'Representing the DeafBlind Community in Victoria'

Posts tagged ‘braille’

Deafblind tips #4: braille labels

Hello! Another deafblind tips is “Braille labelling”. Many years ago I was taught how to use the tool called a braille writing slate with stylus. I write by stamping any words in braille onto dymo tape then stick the label on any items. See video link to show you how to use the dymo tape tool that you can put labels on any things Whatever you want to. Also you could buy this tool from your NDIS funds.

See photos of labels, for example of herb spice, DVD, container.

Time for a joke. Golfie is my white cane. He is proud to show his braille label ‘Golfie’ because he is often taken mistakenly by other deafblind people. See photo or video. 

Heather Lawson – dbvheather@gmail.com

Video showing how to use a braille slate with dymo tape
Heather signs in Auslan about her white cane “Golfie” and why she labels him with braille dymo tape!

New resource for blind and deafblind women: ‘Our Right to Safety and Respect’

In 2018, Women With Disabilities Victoria (WDV) developed a guide about violence, abuse, safety and respect. The guide was made by and for women with disabilities. Versions were made in plain English, Easy English and Auslan.

WDV saw that the resources may not be accessible to women who are blind or deafblind. These women already face barriers accessing support services and information when experiencing intimate partner violence or other forms of violence.

WDV recently adapted the resources and produced new versions in braille (grades 1 & 2), audio and audio-described video. Deafblind Victoria consulted with WDV on braille versions of the guide. The new resources were released on 2 July 2020. Deafblind Victoria is proud to support this project and its contribution to the safety of women in the Deafblind community.

Guide to Zoom meetings for Deafblind braille users

Health advice during the Covid-19 pandemic includes keeping physical distance from others. This can be challenging for Deafblind people who rely on touch for communication. Some DBV members have been exploring if the popular Zoom videoconferencing service can offer anything to Deafblind people.

Although Zoom is mainly for live video and audio, it also supports live text chat, which can be accessed on a braille display. A live captioning service can be paired with Zoom, so words spoken in a meeting can also appear as text. Note that live captions require fast braille reading – the average speed of spoken English is about 150 words per minute. However, if a meeting is moderated well, we found it to be a good option for some.

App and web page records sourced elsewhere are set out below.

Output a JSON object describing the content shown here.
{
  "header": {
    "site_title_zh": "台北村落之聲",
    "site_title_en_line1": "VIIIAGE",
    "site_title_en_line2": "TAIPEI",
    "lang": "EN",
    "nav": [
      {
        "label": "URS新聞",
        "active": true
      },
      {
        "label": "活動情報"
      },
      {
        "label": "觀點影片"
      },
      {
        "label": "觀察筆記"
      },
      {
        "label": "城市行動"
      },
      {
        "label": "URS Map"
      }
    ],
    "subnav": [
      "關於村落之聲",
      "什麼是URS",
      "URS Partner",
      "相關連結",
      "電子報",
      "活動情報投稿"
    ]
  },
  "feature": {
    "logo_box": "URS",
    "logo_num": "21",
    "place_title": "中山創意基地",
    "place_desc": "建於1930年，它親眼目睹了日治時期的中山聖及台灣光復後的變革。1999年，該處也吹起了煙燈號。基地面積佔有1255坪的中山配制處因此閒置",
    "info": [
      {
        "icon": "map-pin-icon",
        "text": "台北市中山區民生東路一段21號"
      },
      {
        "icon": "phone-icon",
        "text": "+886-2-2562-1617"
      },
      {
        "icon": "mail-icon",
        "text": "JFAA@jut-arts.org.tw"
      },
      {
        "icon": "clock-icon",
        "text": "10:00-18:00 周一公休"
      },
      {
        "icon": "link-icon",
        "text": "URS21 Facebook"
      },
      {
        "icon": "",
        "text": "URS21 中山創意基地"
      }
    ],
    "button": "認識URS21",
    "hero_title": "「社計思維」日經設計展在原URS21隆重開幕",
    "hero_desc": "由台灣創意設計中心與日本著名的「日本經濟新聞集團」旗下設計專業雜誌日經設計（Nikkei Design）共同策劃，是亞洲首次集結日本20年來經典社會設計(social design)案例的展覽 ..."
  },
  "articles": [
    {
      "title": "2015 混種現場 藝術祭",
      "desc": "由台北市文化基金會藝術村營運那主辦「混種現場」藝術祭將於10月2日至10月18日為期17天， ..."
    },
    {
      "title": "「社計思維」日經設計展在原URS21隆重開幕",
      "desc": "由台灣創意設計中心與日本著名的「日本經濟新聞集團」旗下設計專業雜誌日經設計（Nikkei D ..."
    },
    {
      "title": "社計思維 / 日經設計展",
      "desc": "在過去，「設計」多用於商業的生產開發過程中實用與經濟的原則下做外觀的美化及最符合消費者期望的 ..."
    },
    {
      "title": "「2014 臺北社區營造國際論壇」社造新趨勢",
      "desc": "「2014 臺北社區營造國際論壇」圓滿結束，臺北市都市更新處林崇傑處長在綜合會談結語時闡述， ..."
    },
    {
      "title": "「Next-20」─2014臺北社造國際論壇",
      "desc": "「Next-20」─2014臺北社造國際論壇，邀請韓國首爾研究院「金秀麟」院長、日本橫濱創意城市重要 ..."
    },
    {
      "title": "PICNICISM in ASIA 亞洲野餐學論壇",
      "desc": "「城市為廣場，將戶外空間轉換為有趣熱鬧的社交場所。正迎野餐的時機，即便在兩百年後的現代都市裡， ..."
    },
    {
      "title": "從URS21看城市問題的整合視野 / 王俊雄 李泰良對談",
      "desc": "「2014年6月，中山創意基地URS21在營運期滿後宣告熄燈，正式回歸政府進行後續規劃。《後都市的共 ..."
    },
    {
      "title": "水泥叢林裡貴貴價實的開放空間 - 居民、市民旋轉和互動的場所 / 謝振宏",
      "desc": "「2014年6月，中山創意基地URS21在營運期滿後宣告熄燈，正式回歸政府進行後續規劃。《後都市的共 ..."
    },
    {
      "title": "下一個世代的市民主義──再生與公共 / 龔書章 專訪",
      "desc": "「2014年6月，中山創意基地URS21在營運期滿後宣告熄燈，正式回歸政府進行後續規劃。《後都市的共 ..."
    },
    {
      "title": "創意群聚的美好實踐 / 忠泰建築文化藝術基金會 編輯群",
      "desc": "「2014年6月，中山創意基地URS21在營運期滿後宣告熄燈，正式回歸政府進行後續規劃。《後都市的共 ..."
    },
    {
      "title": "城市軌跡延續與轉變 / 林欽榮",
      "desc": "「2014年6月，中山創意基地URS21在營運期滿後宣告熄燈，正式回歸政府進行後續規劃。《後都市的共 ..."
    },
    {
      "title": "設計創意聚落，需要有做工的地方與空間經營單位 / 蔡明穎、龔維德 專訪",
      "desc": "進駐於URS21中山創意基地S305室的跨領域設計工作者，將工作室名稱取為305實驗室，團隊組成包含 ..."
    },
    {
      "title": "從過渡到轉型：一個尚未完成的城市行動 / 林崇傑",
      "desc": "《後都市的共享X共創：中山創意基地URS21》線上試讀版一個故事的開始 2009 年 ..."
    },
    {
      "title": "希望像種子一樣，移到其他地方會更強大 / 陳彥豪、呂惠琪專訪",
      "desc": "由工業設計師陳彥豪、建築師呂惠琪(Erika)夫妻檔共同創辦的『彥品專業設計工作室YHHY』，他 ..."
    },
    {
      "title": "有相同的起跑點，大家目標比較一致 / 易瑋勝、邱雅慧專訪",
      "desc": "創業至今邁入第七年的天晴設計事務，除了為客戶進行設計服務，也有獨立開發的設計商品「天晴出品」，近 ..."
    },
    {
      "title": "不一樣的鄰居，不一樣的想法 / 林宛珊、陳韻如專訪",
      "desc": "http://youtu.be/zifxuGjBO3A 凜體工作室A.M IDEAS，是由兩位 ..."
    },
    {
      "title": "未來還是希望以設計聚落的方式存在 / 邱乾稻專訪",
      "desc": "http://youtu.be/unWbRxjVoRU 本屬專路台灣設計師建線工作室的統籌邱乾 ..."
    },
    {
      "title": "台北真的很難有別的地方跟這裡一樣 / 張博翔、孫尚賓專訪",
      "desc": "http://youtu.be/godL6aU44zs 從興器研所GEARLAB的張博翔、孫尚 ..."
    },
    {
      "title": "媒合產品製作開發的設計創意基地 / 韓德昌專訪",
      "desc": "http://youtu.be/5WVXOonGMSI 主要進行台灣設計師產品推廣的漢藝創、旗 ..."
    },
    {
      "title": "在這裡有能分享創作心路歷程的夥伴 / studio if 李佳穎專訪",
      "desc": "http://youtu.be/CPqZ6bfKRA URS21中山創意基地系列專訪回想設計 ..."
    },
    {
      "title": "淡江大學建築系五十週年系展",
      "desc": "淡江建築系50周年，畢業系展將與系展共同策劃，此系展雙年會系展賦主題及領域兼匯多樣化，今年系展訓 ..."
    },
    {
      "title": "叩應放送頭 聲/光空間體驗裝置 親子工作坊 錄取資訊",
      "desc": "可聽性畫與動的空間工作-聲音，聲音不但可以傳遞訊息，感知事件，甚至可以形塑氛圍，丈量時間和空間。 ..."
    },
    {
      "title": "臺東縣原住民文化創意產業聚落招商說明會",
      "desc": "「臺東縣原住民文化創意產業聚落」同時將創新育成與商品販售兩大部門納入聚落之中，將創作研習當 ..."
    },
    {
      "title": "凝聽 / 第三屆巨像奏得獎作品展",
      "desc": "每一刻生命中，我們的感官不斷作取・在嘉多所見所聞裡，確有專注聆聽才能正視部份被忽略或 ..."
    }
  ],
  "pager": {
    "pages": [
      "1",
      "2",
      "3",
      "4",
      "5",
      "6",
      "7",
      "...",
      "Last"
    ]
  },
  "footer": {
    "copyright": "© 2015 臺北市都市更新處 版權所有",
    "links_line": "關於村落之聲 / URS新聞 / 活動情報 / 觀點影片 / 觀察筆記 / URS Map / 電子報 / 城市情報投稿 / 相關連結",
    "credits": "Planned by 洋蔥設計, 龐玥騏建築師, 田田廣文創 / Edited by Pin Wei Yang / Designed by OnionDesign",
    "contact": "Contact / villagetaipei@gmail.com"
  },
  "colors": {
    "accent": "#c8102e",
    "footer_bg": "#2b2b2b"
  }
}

DBV’s Michelle Stevens has drafted a document for braille users who want to try Zoom – click here to download it. Please get in touch with DBV to give feedback, or to discuss details about how we used Zoom, live captions and braille.